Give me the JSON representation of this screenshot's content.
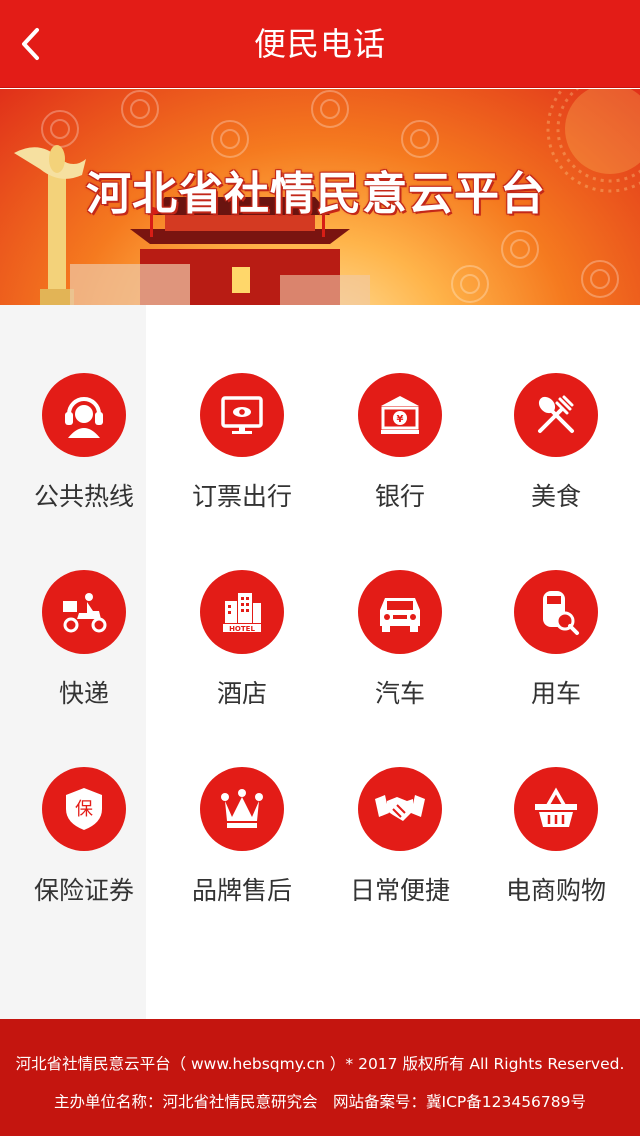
{
  "header": {
    "title": "便民电话",
    "back_icon": "chevron-left-icon"
  },
  "banner": {
    "title": "河北省社情民意云平台"
  },
  "colors": {
    "primary": "#e31c17",
    "footer": "#c4150f",
    "sidebar": "#f5f5f5"
  },
  "categories": [
    {
      "label": "公共热线",
      "icon": "headset-icon"
    },
    {
      "label": "订票出行",
      "icon": "monitor-eye-icon"
    },
    {
      "label": "银行",
      "icon": "bank-icon"
    },
    {
      "label": "美食",
      "icon": "spoon-fork-icon"
    },
    {
      "label": "快递",
      "icon": "delivery-scooter-icon"
    },
    {
      "label": "酒店",
      "icon": "hotel-icon"
    },
    {
      "label": "汽车",
      "icon": "car-icon"
    },
    {
      "label": "用车",
      "icon": "car-search-icon"
    },
    {
      "label": "保险证券",
      "icon": "insurance-shield-icon"
    },
    {
      "label": "品牌售后",
      "icon": "crown-icon"
    },
    {
      "label": "日常便捷",
      "icon": "handshake-icon"
    },
    {
      "label": "电商购物",
      "icon": "shopping-basket-icon"
    }
  ],
  "footer": {
    "line1": "河北省社情民意云平台（ www.hebsqmy.cn ）* 2017 版权所有 All Rights Reserved.",
    "line2": "主办单位名称：河北省社情民意研究会　网站备案号：冀ICP备123456789号"
  }
}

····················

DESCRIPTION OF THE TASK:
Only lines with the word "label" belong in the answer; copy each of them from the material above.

SOLUTION TO THIS PROBLEM:
      "label": "公共热线",
      "label": "订票出行",
      "label": "银行",
      "label": "美食",
      "label": "快递",
      "label": "酒店",
      "label": "汽车",
      "label": "用车",
      "label": "保险证券",
      "label": "品牌售后",
      "label": "日常便捷",
      "label": "电商购物",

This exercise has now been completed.